▶ _Dataset rows describing interfaces_

——————————

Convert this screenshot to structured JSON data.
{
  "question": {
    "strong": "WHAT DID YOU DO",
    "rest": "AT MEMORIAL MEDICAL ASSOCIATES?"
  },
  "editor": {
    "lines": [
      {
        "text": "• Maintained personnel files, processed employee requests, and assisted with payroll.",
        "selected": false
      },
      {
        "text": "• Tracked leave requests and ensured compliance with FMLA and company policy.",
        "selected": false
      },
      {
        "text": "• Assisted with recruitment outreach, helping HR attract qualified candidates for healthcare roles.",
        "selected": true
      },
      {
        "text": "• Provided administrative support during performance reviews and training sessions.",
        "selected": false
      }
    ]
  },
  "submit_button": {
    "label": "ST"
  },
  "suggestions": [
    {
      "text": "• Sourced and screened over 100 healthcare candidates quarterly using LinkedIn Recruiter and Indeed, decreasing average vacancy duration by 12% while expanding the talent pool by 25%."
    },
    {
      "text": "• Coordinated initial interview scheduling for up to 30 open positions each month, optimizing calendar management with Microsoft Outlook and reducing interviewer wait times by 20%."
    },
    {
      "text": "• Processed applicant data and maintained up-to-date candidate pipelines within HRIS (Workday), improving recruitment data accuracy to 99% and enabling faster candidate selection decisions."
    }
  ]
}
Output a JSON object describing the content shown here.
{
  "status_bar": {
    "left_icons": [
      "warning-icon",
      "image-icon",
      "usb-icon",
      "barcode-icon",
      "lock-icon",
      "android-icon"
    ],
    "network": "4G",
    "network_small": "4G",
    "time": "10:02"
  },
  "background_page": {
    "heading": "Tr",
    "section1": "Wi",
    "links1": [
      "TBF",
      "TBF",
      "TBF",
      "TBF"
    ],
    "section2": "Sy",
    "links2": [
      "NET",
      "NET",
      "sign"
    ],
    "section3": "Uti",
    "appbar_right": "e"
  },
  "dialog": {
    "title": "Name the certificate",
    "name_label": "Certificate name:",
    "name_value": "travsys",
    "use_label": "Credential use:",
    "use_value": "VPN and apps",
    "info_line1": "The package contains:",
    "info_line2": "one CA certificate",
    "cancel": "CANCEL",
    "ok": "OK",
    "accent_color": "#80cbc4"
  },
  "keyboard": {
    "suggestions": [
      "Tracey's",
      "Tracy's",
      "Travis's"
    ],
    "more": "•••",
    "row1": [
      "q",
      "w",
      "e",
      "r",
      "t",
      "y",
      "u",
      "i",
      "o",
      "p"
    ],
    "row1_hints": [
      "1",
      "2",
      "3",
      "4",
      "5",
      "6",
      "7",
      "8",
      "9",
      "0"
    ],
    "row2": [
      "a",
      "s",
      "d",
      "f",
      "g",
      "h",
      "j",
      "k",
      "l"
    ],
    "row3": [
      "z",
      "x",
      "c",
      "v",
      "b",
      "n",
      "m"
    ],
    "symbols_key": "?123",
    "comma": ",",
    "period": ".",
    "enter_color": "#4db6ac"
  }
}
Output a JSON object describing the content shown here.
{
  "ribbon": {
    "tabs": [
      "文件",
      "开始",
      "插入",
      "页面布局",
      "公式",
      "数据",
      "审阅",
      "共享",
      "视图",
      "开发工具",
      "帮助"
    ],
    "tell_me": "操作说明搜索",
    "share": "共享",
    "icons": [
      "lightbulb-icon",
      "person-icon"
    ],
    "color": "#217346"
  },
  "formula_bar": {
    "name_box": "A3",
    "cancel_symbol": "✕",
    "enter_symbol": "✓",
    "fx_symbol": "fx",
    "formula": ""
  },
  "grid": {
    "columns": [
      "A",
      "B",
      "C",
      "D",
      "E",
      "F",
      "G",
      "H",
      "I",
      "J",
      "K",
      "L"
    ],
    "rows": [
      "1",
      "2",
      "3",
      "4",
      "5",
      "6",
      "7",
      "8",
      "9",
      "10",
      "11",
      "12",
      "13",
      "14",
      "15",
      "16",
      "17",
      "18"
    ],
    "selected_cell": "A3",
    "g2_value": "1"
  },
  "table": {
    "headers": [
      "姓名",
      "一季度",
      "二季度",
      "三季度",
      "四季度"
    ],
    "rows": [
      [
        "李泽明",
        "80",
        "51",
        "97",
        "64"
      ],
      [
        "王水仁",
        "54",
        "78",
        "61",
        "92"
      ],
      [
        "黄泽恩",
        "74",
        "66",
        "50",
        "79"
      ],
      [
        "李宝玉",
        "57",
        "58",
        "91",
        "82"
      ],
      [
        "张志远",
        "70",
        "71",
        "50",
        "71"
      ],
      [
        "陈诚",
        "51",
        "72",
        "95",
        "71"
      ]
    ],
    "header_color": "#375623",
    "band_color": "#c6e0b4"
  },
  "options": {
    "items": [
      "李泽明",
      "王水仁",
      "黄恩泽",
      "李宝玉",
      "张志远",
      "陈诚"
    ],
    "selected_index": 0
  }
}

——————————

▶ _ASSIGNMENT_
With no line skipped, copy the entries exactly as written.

▶ _SOLUTION FOR THIS PROBLEM_
Convert this screenshot to structured JSON data.
{
  "question": {
    "strong": "WHAT DID YOU DO",
    "rest": "AT MEMORIAL MEDICAL ASSOCIATES?"
  },
  "editor": {
    "lines": [
      {
        "text": "• Maintained personnel files, processed employee requests, and assisted with payroll.",
        "selected": false
      },
      {
        "text": "• Tracked leave requests and ensured compliance with FMLA and company policy.",
        "selected": false
      },
      {
        "text": "• Assisted with recruitment outreach, helping HR attract qualified candidates for healthcare roles.",
        "selected": true
      },
      {
        "text": "• Provided administrative support during performance reviews and training sessions.",
        "selected": false
      }
    ]
  },
  "submit_button": {
    "label": "ST"
  },
  "suggestions": [
    {
      "text": "• Sourced and screened over 100 healthcare candidates quarterly using LinkedIn Recruiter and Indeed, decreasing average vacancy duration by 12% while expanding the talent pool by 25%."
    },
    {
      "text": "• Coordinated initial interview scheduling for up to 30 open positions each month, optimizing calendar management with Microsoft Outlook and reducing interviewer wait times by 20%."
    },
    {
      "text": "• Processed applicant data and maintained up-to-date candidate pipelines within HRIS (Workday), improving recruitment data accuracy to 99% and enabling faster candidate selection decisions."
    }
  ]
}
Output a JSON object describing the content shown here.
{
  "status_bar": {
    "left_icons": [
      "warning-icon",
      "image-icon",
      "usb-icon",
      "barcode-icon",
      "lock-icon",
      "android-icon"
    ],
    "network": "4G",
    "network_small": "4G",
    "time": "10:02"
  },
  "background_page": {
    "heading": "Tr",
    "section1": "Wi",
    "links1": [
      "TBF",
      "TBF",
      "TBF",
      "TBF"
    ],
    "section2": "Sy",
    "links2": [
      "NET",
      "NET",
      "sign"
    ],
    "section3": "Uti",
    "appbar_right": "e"
  },
  "dialog": {
    "title": "Name the certificate",
    "name_label": "Certificate name:",
    "name_value": "travsys",
    "use_label": "Credential use:",
    "use_value": "VPN and apps",
    "info_line1": "The package contains:",
    "info_line2": "one CA certificate",
    "cancel": "CANCEL",
    "ok": "OK",
    "accent_color": "#80cbc4"
  },
  "keyboard": {
    "suggestions": [
      "Tracey's",
      "Tracy's",
      "Travis's"
    ],
    "more": "•••",
    "row1": [
      "q",
      "w",
      "e",
      "r",
      "t",
      "y",
      "u",
      "i",
      "o",
      "p"
    ],
    "row1_hints": [
      "1",
      "2",
      "3",
      "4",
      "5",
      "6",
      "7",
      "8",
      "9",
      "0"
    ],
    "row2": [
      "a",
      "s",
      "d",
      "f",
      "g",
      "h",
      "j",
      "k",
      "l"
    ],
    "row3": [
      "z",
      "x",
      "c",
      "v",
      "b",
      "n",
      "m"
    ],
    "symbols_key": "?123",
    "comma": ",",
    "period": ".",
    "enter_color": "#4db6ac"
  }
}
Output a JSON object describing the content shown here.
{
  "ribbon": {
    "tabs": [
      "文件",
      "开始",
      "插入",
      "页面布局",
      "公式",
      "数据",
      "审阅",
      "共享",
      "视图",
      "开发工具",
      "帮助"
    ],
    "tell_me": "操作说明搜索",
    "share": "共享",
    "icons": [
      "lightbulb-icon",
      "person-icon"
    ],
    "color": "#217346"
  },
  "formula_bar": {
    "name_box": "A3",
    "cancel_symbol": "✕",
    "enter_symbol": "✓",
    "fx_symbol": "fx",
    "formula": ""
  },
  "grid": {
    "columns": [
      "A",
      "B",
      "C",
      "D",
      "E",
      "F",
      "G",
      "H",
      "I",
      "J",
      "K",
      "L"
    ],
    "rows": [
      "1",
      "2",
      "3",
      "4",
      "5",
      "6",
      "7",
      "8",
      "9",
      "10",
      "11",
      "12",
      "13",
      "14",
      "15",
      "16",
      "17",
      "18"
    ],
    "selected_cell": "A3",
    "g2_value": "1"
  },
  "table": {
    "headers": [
      "姓名",
      "一季度",
      "二季度",
      "三季度",
      "四季度"
    ],
    "rows": [
      [
        "李泽明",
        "80",
        "51",
        "97",
        "64"
      ],
      [
        "王水仁",
        "54",
        "78",
        "61",
        "92"
      ],
      [
        "黄泽恩",
        "74",
        "66",
        "50",
        "79"
      ],
      [
        "李宝玉",
        "57",
        "58",
        "91",
        "82"
      ],
      [
        "张志远",
        "70",
        "71",
        "50",
        "71"
      ],
      [
        "陈诚",
        "51",
        "72",
        "95",
        "71"
      ]
    ],
    "header_color": "#375623",
    "band_color": "#c6e0b4"
  },
  "options": {
    "items": [
      "李泽明",
      "王水仁",
      "黄恩泽",
      "李宝玉",
      "张志远",
      "陈诚"
    ],
    "selected_index": 0
  }
}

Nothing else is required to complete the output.